During his second year of medical school, Tansey wanted experience in basic science research. He asked Pooneh Bagher, PhD, assistant professor at the College of Medicine, if she would train him over the winter break. “Dr. Bagher’s research in basic science, which includes examining how blood vessels work to regulate blood flow, really interested me,” he said.
As the stars aligned, Bagher’s lab needed an additional person for their NASA project right when Tansey completed his laboratory training. So Tansey joined the team as part of his medical school rotation, where students shadow physicians or researchers at clinical or research facilities for hands-on experience.
“Right after taking Step 1 of my United States Medical Licensing Examination (USMLE), I walked out of the classroom and into a car with the Bagher lab group, and flew to Florida for the NASA space biology mission known as RR-9,” Tansey said.
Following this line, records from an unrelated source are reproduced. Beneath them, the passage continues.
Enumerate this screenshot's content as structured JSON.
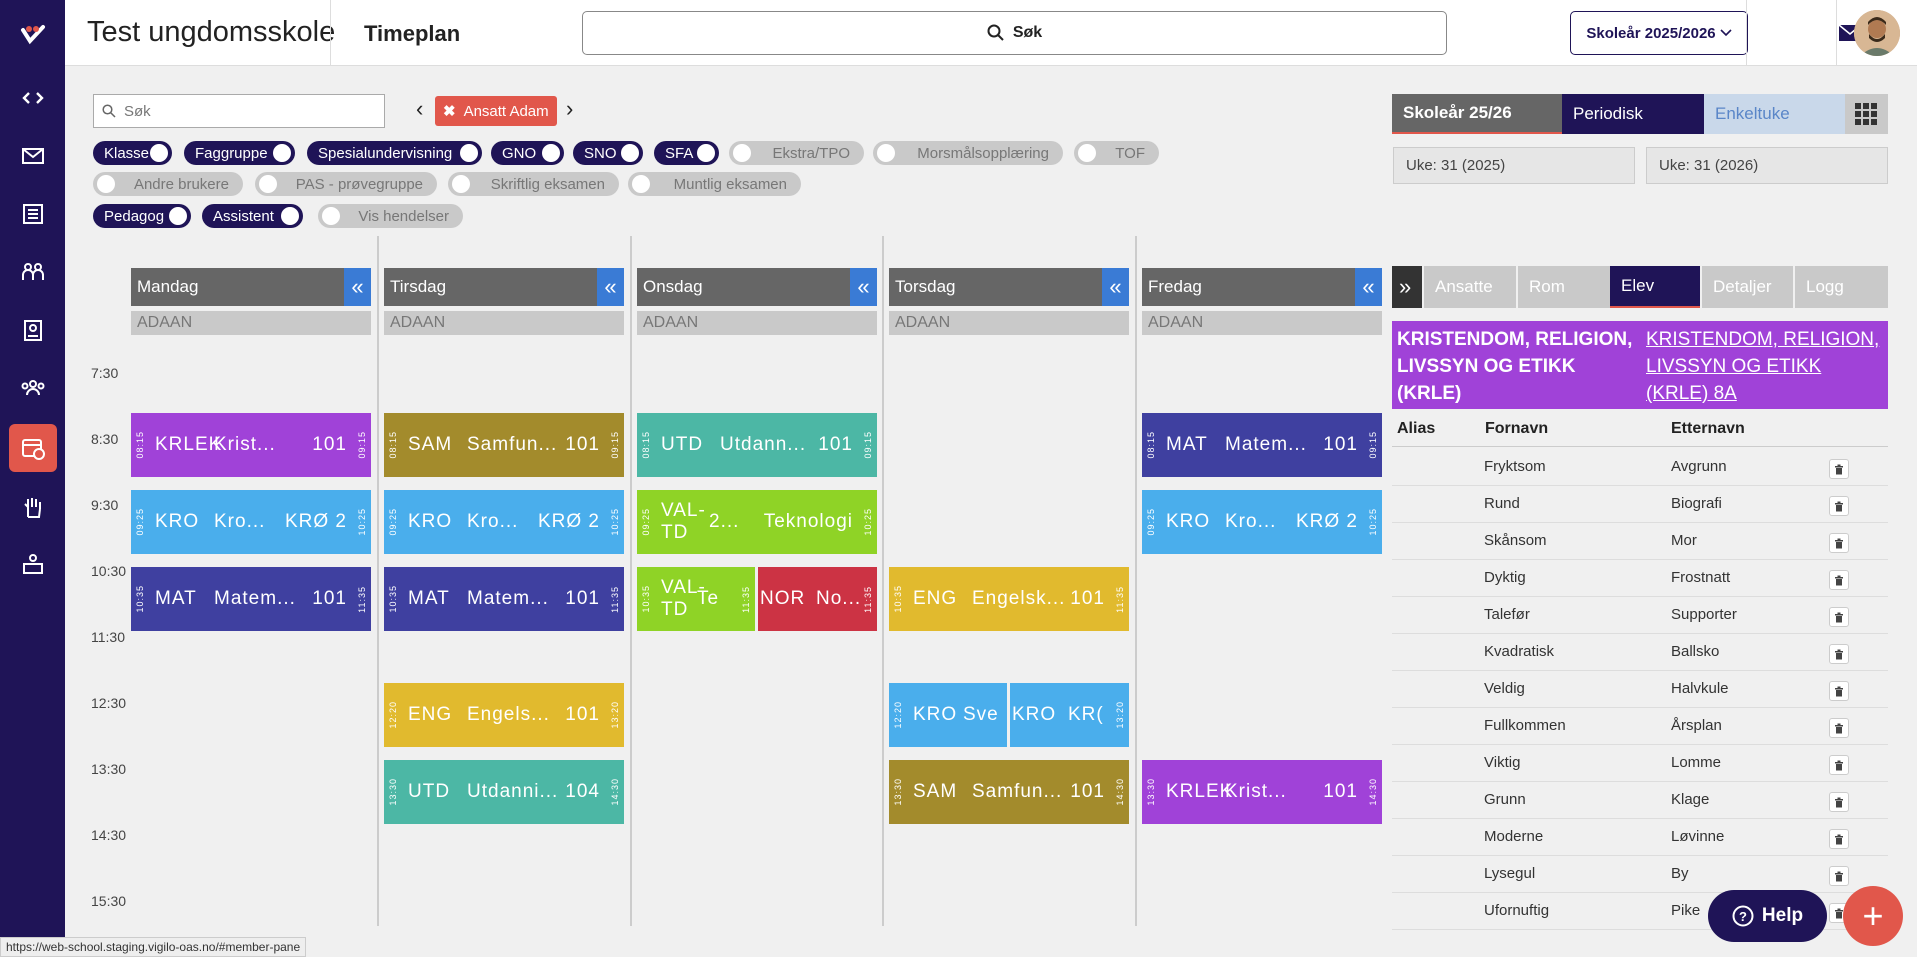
{
  "colors": {
    "brand": "#1f1457",
    "accent": "#e1574b",
    "krle": "#a042d8",
    "kro": "#4aaeec",
    "mat": "#3f40a0",
    "sam": "#a38b2c",
    "utd": "#4cb7a5",
    "val": "#8fd326",
    "eng": "#e1ba2e",
    "nor": "#cc3344"
  },
  "sidebar": {
    "icons": [
      "code-icon",
      "mail-icon",
      "newspaper-icon",
      "people-icon",
      "id-badge-icon",
      "group-icon",
      "schedule-icon",
      "hand-icon",
      "user-desk-icon"
    ],
    "active_index": 6
  },
  "header": {
    "school": "Test ungdomsskole",
    "title": "Timeplan",
    "search_label": "Søk",
    "year_select": "Skoleår 2025/2026"
  },
  "filters": {
    "search_placeholder": "Søk",
    "selected_chip": "Ansatt Adam",
    "toggles": [
      {
        "label": "Klasse",
        "on": true
      },
      {
        "label": "Faggruppe",
        "on": true
      },
      {
        "label": "Spesialundervisning",
        "on": true
      },
      {
        "label": "GNO",
        "on": true
      },
      {
        "label": "SNO",
        "on": true
      },
      {
        "label": "SFA",
        "on": true
      },
      {
        "label": "Ekstra/TPO",
        "on": false
      },
      {
        "label": "Morsmålsopplæring",
        "on": false
      },
      {
        "label": "TOF",
        "on": false
      },
      {
        "label": "Andre brukere",
        "on": false
      },
      {
        "label": "PAS - prøvegruppe",
        "on": false
      },
      {
        "label": "Skriftlig eksamen",
        "on": false
      },
      {
        "label": "Muntlig eksamen",
        "on": false
      },
      {
        "label": "Pedagog",
        "on": true
      },
      {
        "label": "Assistent",
        "on": true
      },
      {
        "label": "Vis hendelser",
        "on": false
      }
    ]
  },
  "period_tabs": [
    {
      "label": "Skoleår 25/26",
      "selected": true
    },
    {
      "label": "Periodisk",
      "selected": false
    },
    {
      "label": "Enkeltuke",
      "selected": false
    }
  ],
  "weeks": {
    "from": "Uke: 31 (2025)",
    "to": "Uke: 31 (2026)"
  },
  "days": [
    {
      "name": "Mandag",
      "res": "ADAAN"
    },
    {
      "name": "Tirsdag",
      "res": "ADAAN"
    },
    {
      "name": "Onsdag",
      "res": "ADAAN"
    },
    {
      "name": "Torsdag",
      "res": "ADAAN"
    },
    {
      "name": "Fredag",
      "res": "ADAAN"
    }
  ],
  "collapse_glyph": "«",
  "times": [
    "7:30",
    "8:30",
    "9:30",
    "10:30",
    "11:30",
    "12:30",
    "13:30",
    "14:30",
    "15:30"
  ],
  "lessons": [
    {
      "day": 0,
      "start": "08:15",
      "end": "09:15",
      "code": "KRLEK",
      "name": "Krist...",
      "room": "101",
      "color": "krle"
    },
    {
      "day": 0,
      "start": "09:25",
      "end": "10:25",
      "code": "KRO",
      "name": "Kro...",
      "room": "KRØ 2",
      "color": "kro"
    },
    {
      "day": 0,
      "start": "10:35",
      "end": "11:35",
      "code": "MAT",
      "name": "Matem...",
      "room": "101",
      "color": "mat"
    },
    {
      "day": 1,
      "start": "08:15",
      "end": "09:15",
      "code": "SAM",
      "name": "Samfun...",
      "room": "101",
      "color": "sam"
    },
    {
      "day": 1,
      "start": "09:25",
      "end": "10:25",
      "code": "KRO",
      "name": "Kro...",
      "room": "KRØ 2",
      "color": "kro"
    },
    {
      "day": 1,
      "start": "10:35",
      "end": "11:35",
      "code": "MAT",
      "name": "Matem...",
      "room": "101",
      "color": "mat"
    },
    {
      "day": 1,
      "start": "12:20",
      "end": "13:20",
      "code": "ENG",
      "name": "Engels...",
      "room": "101",
      "color": "eng"
    },
    {
      "day": 1,
      "start": "13:30",
      "end": "14:30",
      "code": "UTD",
      "name": "Utdanni...",
      "room": "104",
      "color": "utd"
    },
    {
      "day": 2,
      "start": "08:15",
      "end": "09:15",
      "code": "UTD",
      "name": "Utdann...",
      "room": "101",
      "color": "utd"
    },
    {
      "day": 2,
      "start": "09:25",
      "end": "10:25",
      "code": "VAL-TD",
      "name": "2...",
      "room": "Teknologi",
      "color": "val"
    },
    {
      "day": 2,
      "start": "10:35",
      "end": "11:35",
      "code": "VAL-TD",
      "name": "Te",
      "room": "",
      "color": "val",
      "half": "left"
    },
    {
      "day": 2,
      "start": "",
      "end": "11:35",
      "code": "NOR",
      "name": "No...",
      "room": "",
      "color": "nor",
      "half": "right"
    },
    {
      "day": 3,
      "start": "10:35",
      "end": "11:35",
      "code": "ENG",
      "name": "Engelsk...",
      "room": "101",
      "color": "eng"
    },
    {
      "day": 3,
      "start": "12:20",
      "end": "",
      "code": "KRO",
      "name": "Sve",
      "room": "",
      "color": "kro",
      "half": "left"
    },
    {
      "day": 3,
      "start": "",
      "end": "13:20",
      "code": "KRO",
      "name": "KR(",
      "room": "",
      "color": "kro",
      "half": "right"
    },
    {
      "day": 3,
      "start": "13:30",
      "end": "14:30",
      "code": "SAM",
      "name": "Samfun...",
      "room": "101",
      "color": "sam"
    },
    {
      "day": 4,
      "start": "08:15",
      "end": "09:15",
      "code": "MAT",
      "name": "Matem...",
      "room": "101",
      "color": "mat"
    },
    {
      "day": 4,
      "start": "09:25",
      "end": "10:25",
      "code": "KRO",
      "name": "Kro...",
      "room": "KRØ 2",
      "color": "kro"
    },
    {
      "day": 4,
      "start": "13:30",
      "end": "14:30",
      "code": "KRLEK",
      "name": "Krist...",
      "room": "101",
      "color": "krle"
    }
  ],
  "right_panel": {
    "expand_glyph": "»",
    "tabs": [
      {
        "label": "Ansatte",
        "selected": false
      },
      {
        "label": "Rom",
        "selected": false
      },
      {
        "label": "Elev",
        "selected": true
      },
      {
        "label": "Detaljer",
        "selected": false
      },
      {
        "label": "Logg",
        "selected": false
      }
    ],
    "subject_title": "KRISTENDOM, RELIGION, LIVSSYN OG ETIKK (KRLE)",
    "subject_link": "KRISTENDOM, RELIGION, LIVSSYN OG ETIKK (KRLE) 8A",
    "columns": {
      "alias": "Alias",
      "first": "Fornavn",
      "last": "Etternavn"
    },
    "students": [
      {
        "first": "Fryktsom",
        "last": "Avgrunn"
      },
      {
        "first": "Rund",
        "last": "Biografi"
      },
      {
        "first": "Skånsom",
        "last": "Mor"
      },
      {
        "first": "Dyktig",
        "last": "Frostnatt"
      },
      {
        "first": "Talefør",
        "last": "Supporter"
      },
      {
        "first": "Kvadratisk",
        "last": "Ballsko"
      },
      {
        "first": "Veldig",
        "last": "Halvkule"
      },
      {
        "first": "Fullkommen",
        "last": "Årsplan"
      },
      {
        "first": "Viktig",
        "last": "Lomme"
      },
      {
        "first": "Grunn",
        "last": "Klage"
      },
      {
        "first": "Moderne",
        "last": "Løvinne"
      },
      {
        "first": "Lysegul",
        "last": "By"
      },
      {
        "first": "Ufornuftig",
        "last": "Pike"
      }
    ]
  },
  "help_label": "Help",
  "fab_label": "+",
  "status_url": "https://web-school.staging.vigilo-oas.no/#member-pane"
}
The spaceflight environment results in significant physiological changes for astronauts. Altered regulation of blood flow and other fluid pressures inside the head and eyes may be a reason behind the visual impairment that is experienced by many during and after long-duration space missions. Bagher’s team was part of a group studying these biological changes.
Ten months before Tansey joined, Bagher’s team had studied coronary and cerebral arteries of animal models flown aboard a Falcon 9 rocket to the International Space Station on SpaceX-12. Tansey joined when the ground-based animal models were examined as a control group. The team studied coronary arteries, which supply blood to the heart, and cerebral arteries, which supply blood to the brain and central nervous system.
“When we send astronauts to space, there is a definite change to their bodies, and we wanted to find out specifically what will happen to their blood vessels in microgravity. I helped run experiments to answer this question,” Tansey said. “This research is for outer space; it’s literally the final frontier.”
All experiments had to be conducted in a 24-hour timeframe, so the four-person Texas A&M team had to continuously run experimental trials on all animals in each control group. Tansey was part of a team that managed in one day, something that would usually take months on a regular lab schedule.
“This type of nitty-gritty research, where each little step has to be properly completed, gives you more appreciation of what it takes to conduct a study,” Tansey said. “You get these results that may shape clinical practice or affect what we know about fundamental biological mechanisms.”
“I never thought I’d be a part of a project like this. Everything about space exploration is fascinating. We are making serious advancements in space travel. I don’t think there’s been this much excitement in the field since the space race era,” Tansey said. “The more advanced our travel missions are, the longer our astronauts are in space.”
The research team’s findings will be presented at the 2018 American Society of Gravitational and Space Research in Maryland. This work is part of a research project with far-reaching implications. With long-duration human exploration into deep space, NASA is moving forward in its vision to advancing scientific knowledge for the benefit of humankind.
“This was a challenging study, and Patrick’s previous experience during his clinical rotations paid off,” Bagher said. “He was just as upbeat and motivated at hour one as he was at hour 24; that’s the type of person you need to be involved in a study like this.”
“Going forward in medicine, I would like to be involved in research that impacts the nation’s space branch,” Tansey said. “I am interested in orthopedic surgery and the many residency programs that do work with NASA on projects on bone density, structure, biomechanical support, all of these things that relate to space and medicine. There are sure to be plenty of challenges on the horizon. I hope to play a role in solving them whether as a student, resident, Air Force officer or beyond.”